== Data section

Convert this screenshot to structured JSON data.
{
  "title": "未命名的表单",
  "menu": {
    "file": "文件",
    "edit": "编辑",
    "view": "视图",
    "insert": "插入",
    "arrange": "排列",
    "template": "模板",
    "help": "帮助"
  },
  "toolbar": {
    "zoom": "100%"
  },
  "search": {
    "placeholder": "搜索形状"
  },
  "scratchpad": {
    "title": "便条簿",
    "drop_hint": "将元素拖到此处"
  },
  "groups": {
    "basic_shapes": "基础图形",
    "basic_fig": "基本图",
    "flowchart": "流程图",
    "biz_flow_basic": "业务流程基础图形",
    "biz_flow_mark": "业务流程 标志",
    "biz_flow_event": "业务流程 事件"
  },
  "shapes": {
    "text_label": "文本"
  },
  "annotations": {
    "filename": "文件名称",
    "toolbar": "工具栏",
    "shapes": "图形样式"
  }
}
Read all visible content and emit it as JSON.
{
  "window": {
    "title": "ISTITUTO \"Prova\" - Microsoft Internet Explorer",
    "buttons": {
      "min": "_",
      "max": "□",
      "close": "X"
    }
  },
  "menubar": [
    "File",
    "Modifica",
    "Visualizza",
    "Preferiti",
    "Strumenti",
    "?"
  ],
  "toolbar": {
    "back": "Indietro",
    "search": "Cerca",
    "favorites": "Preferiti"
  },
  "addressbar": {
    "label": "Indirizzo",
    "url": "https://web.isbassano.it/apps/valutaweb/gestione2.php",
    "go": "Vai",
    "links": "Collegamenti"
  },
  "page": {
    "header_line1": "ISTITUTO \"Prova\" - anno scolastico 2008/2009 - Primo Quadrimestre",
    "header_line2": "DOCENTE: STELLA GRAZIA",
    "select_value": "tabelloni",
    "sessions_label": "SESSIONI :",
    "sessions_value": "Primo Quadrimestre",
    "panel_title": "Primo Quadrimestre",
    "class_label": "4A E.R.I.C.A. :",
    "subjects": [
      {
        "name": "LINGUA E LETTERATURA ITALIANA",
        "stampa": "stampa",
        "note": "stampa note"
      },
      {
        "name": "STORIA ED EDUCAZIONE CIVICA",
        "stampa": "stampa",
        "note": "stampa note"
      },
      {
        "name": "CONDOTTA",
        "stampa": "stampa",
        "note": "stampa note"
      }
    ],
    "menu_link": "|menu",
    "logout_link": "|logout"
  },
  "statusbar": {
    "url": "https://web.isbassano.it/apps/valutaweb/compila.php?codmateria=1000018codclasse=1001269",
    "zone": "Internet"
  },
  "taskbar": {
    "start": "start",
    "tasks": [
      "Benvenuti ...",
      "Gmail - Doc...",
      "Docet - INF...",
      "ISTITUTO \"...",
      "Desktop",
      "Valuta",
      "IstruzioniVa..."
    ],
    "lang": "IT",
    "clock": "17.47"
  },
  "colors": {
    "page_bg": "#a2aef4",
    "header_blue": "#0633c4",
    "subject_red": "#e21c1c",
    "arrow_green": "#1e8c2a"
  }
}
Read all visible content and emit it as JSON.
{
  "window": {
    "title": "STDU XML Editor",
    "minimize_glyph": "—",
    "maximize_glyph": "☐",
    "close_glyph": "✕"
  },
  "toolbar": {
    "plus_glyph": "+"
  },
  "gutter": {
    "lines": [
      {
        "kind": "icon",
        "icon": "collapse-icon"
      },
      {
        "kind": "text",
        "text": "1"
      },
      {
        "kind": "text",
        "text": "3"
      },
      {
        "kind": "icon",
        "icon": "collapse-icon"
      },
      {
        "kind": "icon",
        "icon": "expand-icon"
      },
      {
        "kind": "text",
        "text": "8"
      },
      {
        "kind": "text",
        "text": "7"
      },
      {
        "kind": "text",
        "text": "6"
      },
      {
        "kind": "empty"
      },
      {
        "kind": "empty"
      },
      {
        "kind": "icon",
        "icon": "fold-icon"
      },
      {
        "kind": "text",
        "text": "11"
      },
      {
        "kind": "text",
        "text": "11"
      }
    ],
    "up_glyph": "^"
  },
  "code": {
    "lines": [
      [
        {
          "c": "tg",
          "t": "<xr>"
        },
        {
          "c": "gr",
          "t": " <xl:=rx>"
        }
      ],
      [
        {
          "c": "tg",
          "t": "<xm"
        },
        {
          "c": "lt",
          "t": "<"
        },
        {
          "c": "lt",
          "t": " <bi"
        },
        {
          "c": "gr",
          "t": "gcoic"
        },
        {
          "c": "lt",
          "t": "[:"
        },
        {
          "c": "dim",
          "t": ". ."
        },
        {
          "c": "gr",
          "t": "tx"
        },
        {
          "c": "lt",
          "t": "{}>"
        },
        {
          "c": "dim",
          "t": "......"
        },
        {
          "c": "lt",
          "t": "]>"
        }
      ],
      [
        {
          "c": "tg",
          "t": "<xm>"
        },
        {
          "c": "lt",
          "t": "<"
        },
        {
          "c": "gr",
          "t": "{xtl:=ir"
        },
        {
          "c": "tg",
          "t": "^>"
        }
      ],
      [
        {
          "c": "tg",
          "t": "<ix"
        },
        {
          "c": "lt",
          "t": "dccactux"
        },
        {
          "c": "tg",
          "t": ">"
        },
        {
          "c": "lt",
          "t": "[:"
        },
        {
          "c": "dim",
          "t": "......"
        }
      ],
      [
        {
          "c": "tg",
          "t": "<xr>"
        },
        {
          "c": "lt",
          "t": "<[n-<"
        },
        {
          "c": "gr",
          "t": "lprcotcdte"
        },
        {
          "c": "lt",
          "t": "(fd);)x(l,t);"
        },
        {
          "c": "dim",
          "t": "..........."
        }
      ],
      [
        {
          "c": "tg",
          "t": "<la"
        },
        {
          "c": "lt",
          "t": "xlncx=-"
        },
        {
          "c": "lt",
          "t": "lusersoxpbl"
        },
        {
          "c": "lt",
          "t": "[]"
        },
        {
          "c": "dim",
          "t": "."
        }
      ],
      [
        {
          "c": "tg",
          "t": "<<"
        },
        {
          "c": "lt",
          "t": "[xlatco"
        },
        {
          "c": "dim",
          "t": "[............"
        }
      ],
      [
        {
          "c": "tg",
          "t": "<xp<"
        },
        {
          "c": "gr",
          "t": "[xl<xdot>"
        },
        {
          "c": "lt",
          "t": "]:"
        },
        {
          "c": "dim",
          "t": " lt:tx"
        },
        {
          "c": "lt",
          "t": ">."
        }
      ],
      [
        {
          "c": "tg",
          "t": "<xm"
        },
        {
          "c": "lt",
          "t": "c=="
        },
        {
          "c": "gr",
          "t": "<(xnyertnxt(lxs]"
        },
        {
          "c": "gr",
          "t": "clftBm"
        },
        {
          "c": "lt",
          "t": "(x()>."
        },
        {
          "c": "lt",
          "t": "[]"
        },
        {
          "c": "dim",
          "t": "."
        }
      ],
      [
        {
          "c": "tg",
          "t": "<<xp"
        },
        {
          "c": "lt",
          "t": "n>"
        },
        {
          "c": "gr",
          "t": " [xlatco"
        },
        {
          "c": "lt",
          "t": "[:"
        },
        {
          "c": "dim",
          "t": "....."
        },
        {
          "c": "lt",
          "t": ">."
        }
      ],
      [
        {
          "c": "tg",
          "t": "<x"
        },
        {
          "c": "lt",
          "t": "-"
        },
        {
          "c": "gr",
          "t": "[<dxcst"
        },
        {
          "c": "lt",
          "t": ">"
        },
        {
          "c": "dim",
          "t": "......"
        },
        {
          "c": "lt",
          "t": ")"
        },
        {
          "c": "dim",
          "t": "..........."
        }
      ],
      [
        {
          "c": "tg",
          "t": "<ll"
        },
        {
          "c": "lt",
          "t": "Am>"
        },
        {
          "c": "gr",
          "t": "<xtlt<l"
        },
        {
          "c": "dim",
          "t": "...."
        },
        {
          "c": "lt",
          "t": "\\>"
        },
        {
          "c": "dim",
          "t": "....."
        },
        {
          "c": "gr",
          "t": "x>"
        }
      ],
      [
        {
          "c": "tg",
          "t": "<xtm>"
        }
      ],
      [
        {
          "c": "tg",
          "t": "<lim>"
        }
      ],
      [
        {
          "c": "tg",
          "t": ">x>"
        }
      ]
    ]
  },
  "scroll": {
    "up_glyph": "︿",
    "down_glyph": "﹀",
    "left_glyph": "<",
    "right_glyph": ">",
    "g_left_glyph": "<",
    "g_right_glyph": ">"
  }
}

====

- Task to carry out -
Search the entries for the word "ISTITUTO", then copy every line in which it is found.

- Answer area -
    "title": "ISTITUTO \"Prova\" - Microsoft Internet Explorer",
    "header_line1": "ISTITUTO \"Prova\" - anno scolastico 2008/2009 - Primo Quadrimestre",
      "ISTITUTO \"...",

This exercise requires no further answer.